George Orwell popularized the word 'thoughtcrime', but he also wrote extensively about the destruction of language. This week, the United Nations has been playing that worrying game, of meddling with what people say.
'What you say matters', the UN wrote in a tweet. 'Help create a more equal world by using gender-neutral language if you're unsure about someone's gender or are referring to a group,' its Twitter account urged, telling people to substitute words like 'mankind' for 'humankind', 'maiden name' for 'family name' and 'businessman' for 'representative'.
There is nothing bad, of course, about trying not to...
George Orwell popularized the word ‘thoughtcrime’, but he also wrote extensively about the destruction of language. This week, the United Nations has been playing that worrying game, of meddling with what people say.
‘What you say matters’, the UN wrote in a tweet. ‘Help create a more equal world by using gender-neutral language if you’re unsure about someone’s gender or are referring to a group,’ its Twitter account urged, telling people to substitute words like ‘mankind’ for ‘humankind’, ‘maiden name’ for ‘family name’ and ‘businessman’ for ‘representative’.
There is nothing bad, of course, about trying not to offend people. But there is something deeply troubling about adapting language in a way that dilutes meaning. And is it really the UN’s place to try and police what people say?
Like the compilers of the Newspeak dictionary, the UN seem to have expanded its mission to remove words from the lexicon, or at least until we are sure about someone’s gender.
What you say matters.
Help create a more equal world by using gender-neutral language if you're unsure about someone's gender or are referring to a group. https://t.co/QQRFPY4VRn #GenerationEquality via@UN_Women pic.twitter.com/koxoAZZuxq
— United Nations (@UN) May 18, 2020
It used to be simple. We observed someone’s sex and took it from there. Transgender people like me made our wishes clear, generally by presenting ourselves in the way that we wished to be seen. But sex is frowned on these days. The preferred word is now gender, and our gender is not self-evident. And if it’s not evident we might not use the right word.
To avoid upsetting the prickly and the precious, the UN took the blue pencil to words we used to take for granted: husband, wife, boyfriend, girlfriend are out; partner and spouse are in. But this is not how language works. Language mediates understanding; if we don’t have words to encapsulate an idea, we can’t share those ideas. As it was explained to Winston Smith in Nineteen Eighty-Four,

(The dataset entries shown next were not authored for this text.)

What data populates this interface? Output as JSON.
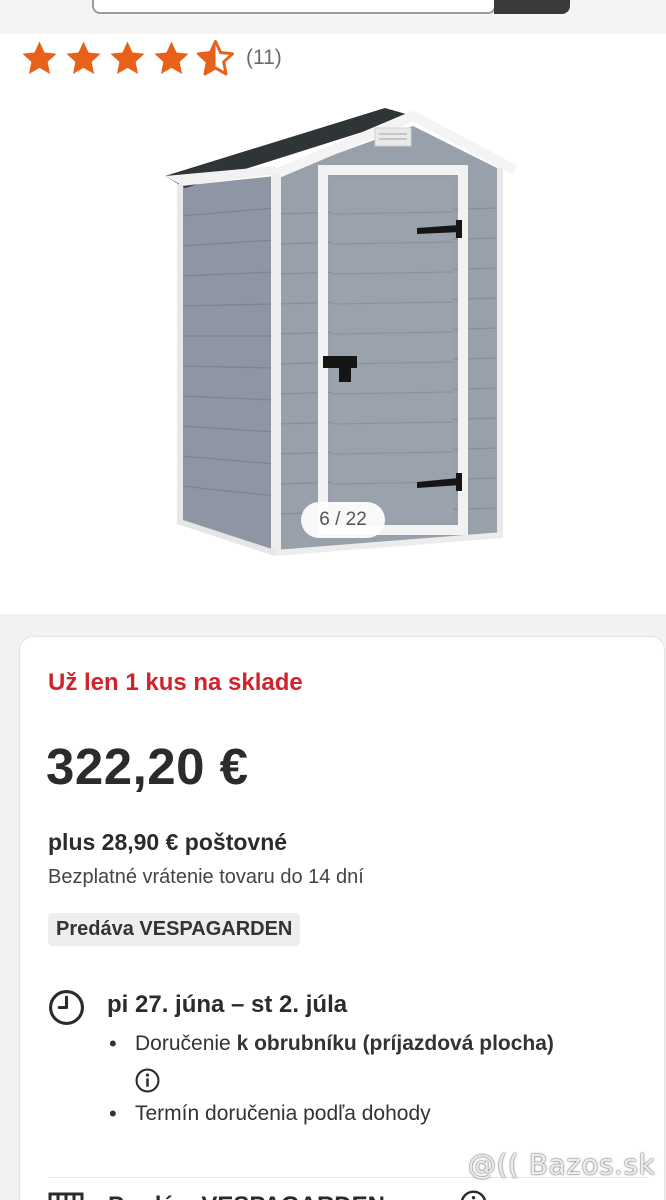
{
  "header": {
    "search": {
      "placeholder": ""
    }
  },
  "rating": {
    "value": 4.5,
    "max": 5,
    "count_label": "(11)",
    "star_color": "#e8611a"
  },
  "gallery": {
    "counter": "6 / 22",
    "image_alt": "shed-image"
  },
  "offer": {
    "stock": "Už len 1 kus na sklade",
    "price": "322,20 €",
    "shipping": "plus 28,90 € poštovné",
    "returns": "Bezplatné vrátenie tovaru do 14 dní",
    "seller": "Predáva VESPAGARDEN",
    "delivery": {
      "dates": "pi 27. júna – st 2. júla",
      "items": [
        {
          "prefix": "Doručenie ",
          "bold": "k obrubníku (príjazdová plocha)"
        },
        {
          "prefix": "Termín doručenia podľa dohody",
          "bold": ""
        }
      ]
    },
    "next_section": "Predá... VESPAGARDEN"
  },
  "colors": {
    "accent_red": "#d2232a",
    "text_dark": "#2b2b2b"
  },
  "watermark": "@(( Bazos.sk"
}
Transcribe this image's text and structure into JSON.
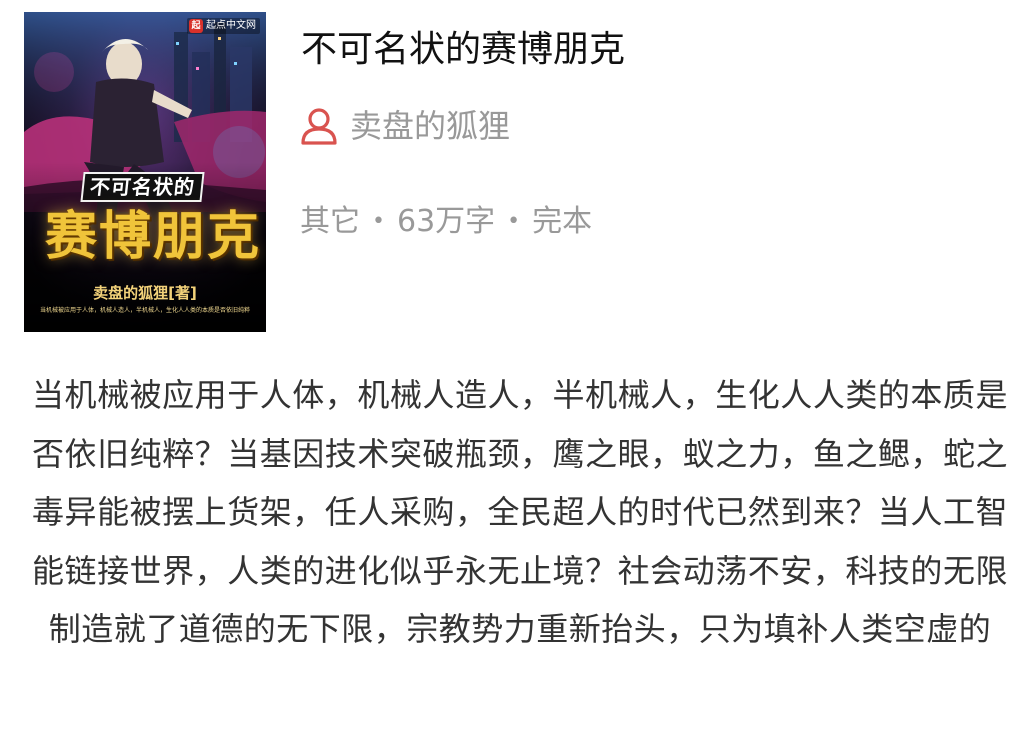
{
  "book": {
    "title": "不可名状的赛博朋克",
    "author": "卖盘的狐狸",
    "category": "其它",
    "word_count": "63万字",
    "status": "完本",
    "separator": "•",
    "description": "当机械被应用于人体，机械人造人，半机械人，生化人人类的本质是否依旧纯粹？当基因技术突破瓶颈，鹰之眼，蚁之力，鱼之鳃，蛇之毒异能被摆上货架，任人采购，全民超人的时代已然到来？当人工智能链接世界，人类的进化似乎永无止境？社会动荡不安，科技的无限制造就了道德的无下限，宗教势力重新抬头，只为填补人类空虚的"
  },
  "cover": {
    "publisher_logo": "起",
    "publisher_name": "起点中文网",
    "small_title": "不可名状的",
    "big_title": "赛博朋克",
    "author_credit": "卖盘的狐狸[著]",
    "tagline": "当机械被应用于人体，机械人造人，半机械人，生化人人类的本质是否依旧纯粹"
  },
  "colors": {
    "title": "#111111",
    "secondary_text": "#999999",
    "body_text": "#333333",
    "author_icon": "#d9534f",
    "cover_gold": "#f0c43a",
    "publisher_red": "#d9312b"
  },
  "icons": {
    "author": "person-outline-icon"
  }
}
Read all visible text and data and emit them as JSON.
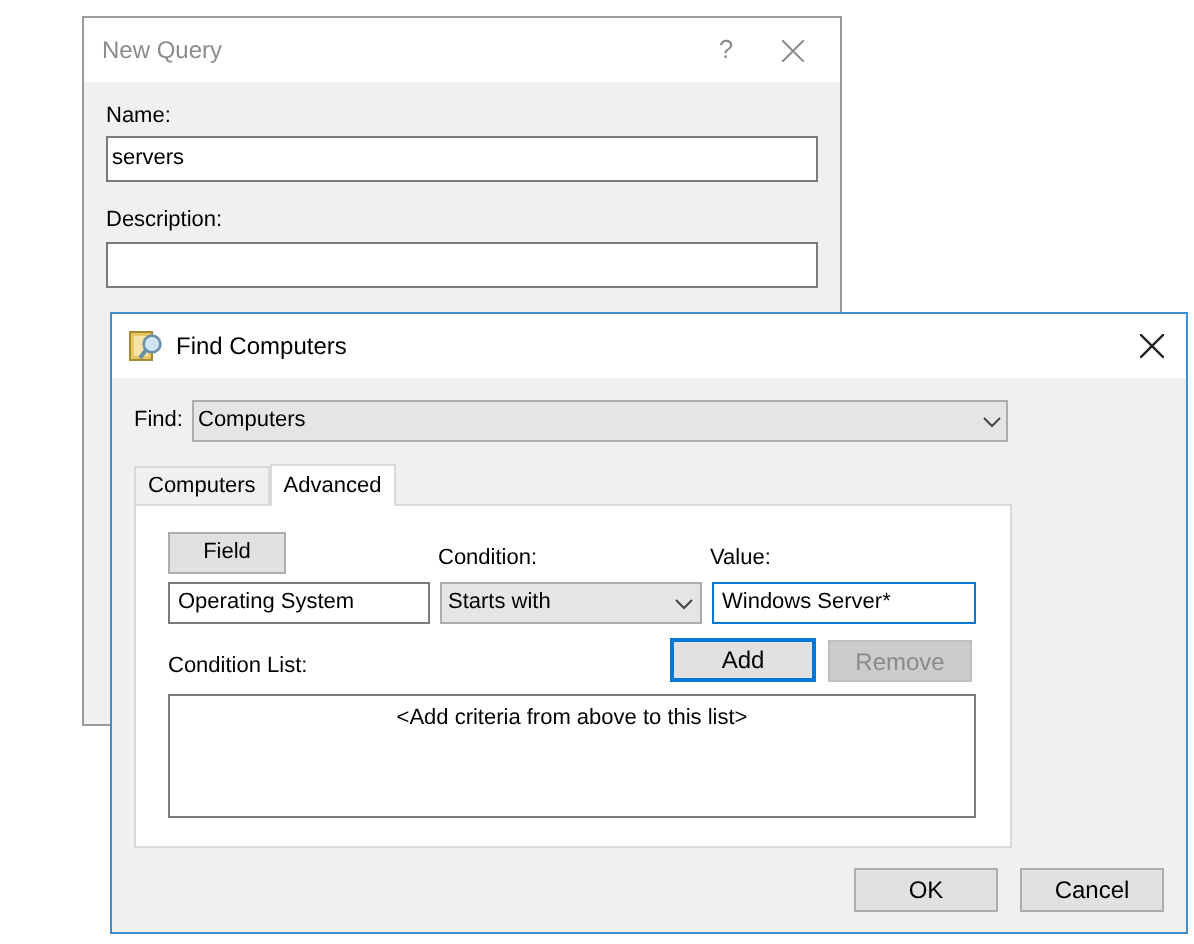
{
  "back_window": {
    "title": "New Query",
    "help": "?",
    "name_label": "Name:",
    "name_value": "servers",
    "description_label": "Description:"
  },
  "dialog": {
    "title": "Find Computers",
    "find_label": "Find:",
    "find_value": "Computers",
    "tabs": [
      {
        "label": "Computers",
        "selected": false
      },
      {
        "label": "Advanced",
        "selected": true
      }
    ],
    "field_button": "Field",
    "condition_label": "Condition:",
    "value_label": "Value:",
    "field_value": "Operating System",
    "condition_value": "Starts with",
    "value_value": "Windows Server*",
    "add_button": {
      "label": "Add",
      "disabled": false,
      "focused": true
    },
    "remove_button": {
      "label": "Remove",
      "disabled": true,
      "focused": false
    },
    "condition_list_label": "Condition List:",
    "condition_list_placeholder": "<Add criteria from above to this list>",
    "ok": "OK",
    "cancel": "Cancel"
  }
}
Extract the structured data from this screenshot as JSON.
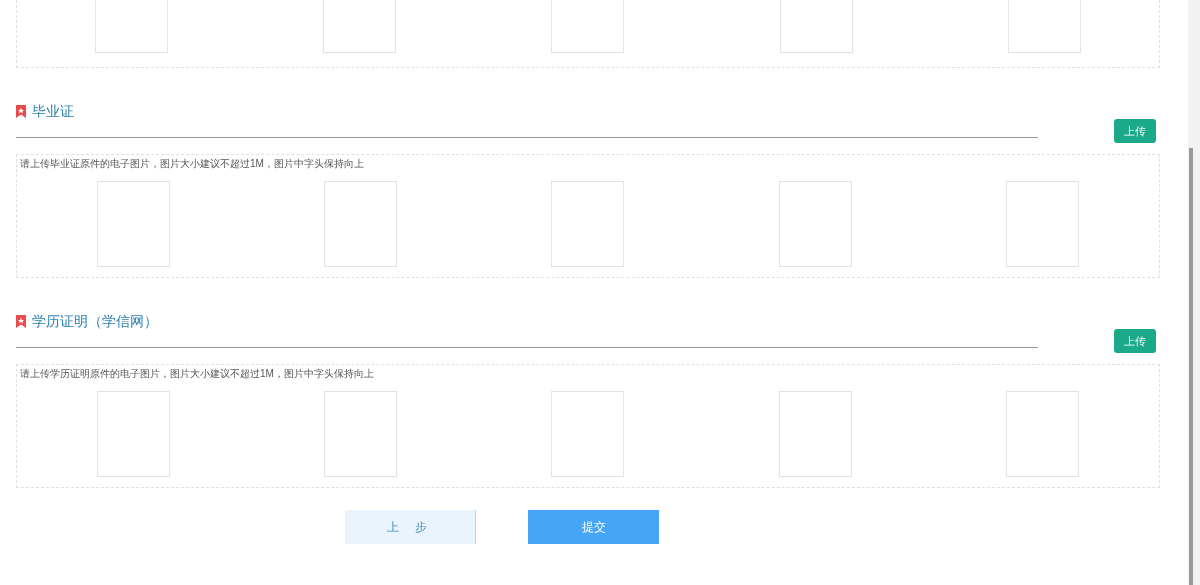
{
  "sections": [
    {
      "kind": "continued"
    },
    {
      "kind": "upload",
      "title": "毕业证",
      "button": "上传",
      "hint": "请上传毕业证原件的电子图片，图片大小建议不超过1M，图片中字头保持向上"
    },
    {
      "kind": "upload",
      "title": "学历证明（学信网）",
      "button": "上传",
      "hint": "请上传学历证明原件的电子图片，图片大小建议不超过1M，图片中字头保持向上"
    }
  ],
  "actions": [
    {
      "kind": "secondary",
      "label": "上 步"
    },
    {
      "kind": "primary",
      "label": "提交"
    }
  ]
}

‘Don’t you see that the whole aim of Newspeak is to narrow the range of thought? In the end we shall make thought-crime literally impossible, because there will be no words in which to express it.’
English is such a rich language because it draws from so many different traditions and places, both in history – from Old English, Norse and French, for example – and geography. Words created by English speakers anywhere in the world can be shared with billions. With nothing equivalent to the Académie Française to hold it back, English is versatile and dynamic, creating new vocabulary: synonyms that are not quite synonymous to allow not only precision of language but nuance of thought.
Which brings us back to the United Nations. Gender-neutral terms contribute to the richness of the language when they are added to the language. But the strong visual message from the UN’s message is subtraction and deletion. ‘Owner’ is in, but does ‘landlord’ really need to go?
There are times when gendered language conveys unhelpful assumptions that could be wrong. If I reported, for example, that six policemen knocked on my door at six am, the assumption might be made that they were all men. The suggested alternative — police officer — does not.
Whether we like it or not, gendered language has a purpose; it conveys information, and we delete it at our peril. I have a spouse but she is my wife, not my husband. She had a maiden name, and everyone knows what that means. In our asymmetric society where members of only one sex tend to change their name on marriage, it’s not surprising that the terminology is gender-specific. The replacement suggested by the UN (family name) adds confusion not clarity. Worse it obfuscates sexism. If women are expected to do something that men are not — take on someone else’s name in place of the one they had from birth — then we at least need the words to describe it. Removing the words to describe sexist discrimination does not improve the conditions for women, it merely removes their ability to describe the problem.
The whole agenda, of course, is driven by the gender ideology that is plaguing our society. The philosophy that declares that being a woman or a man, or neither, is a feeling in our heads. An identity that we can choose to adopt, rather like choosing which soccer team to support. But our sex is a matter of our biology and not something we can change.
So, yes, let’s add new language for people who don’t want to be constrained, and for when we want to be inclusive of both sexes (there are only two). Let’s allow language to develop, but edicts from the top — from the UN, no less — to delete words are not going to make society any more inclusive. Instead they merely make it harder for us to name the problem.
This article was originally published on The Spectator’s UK website.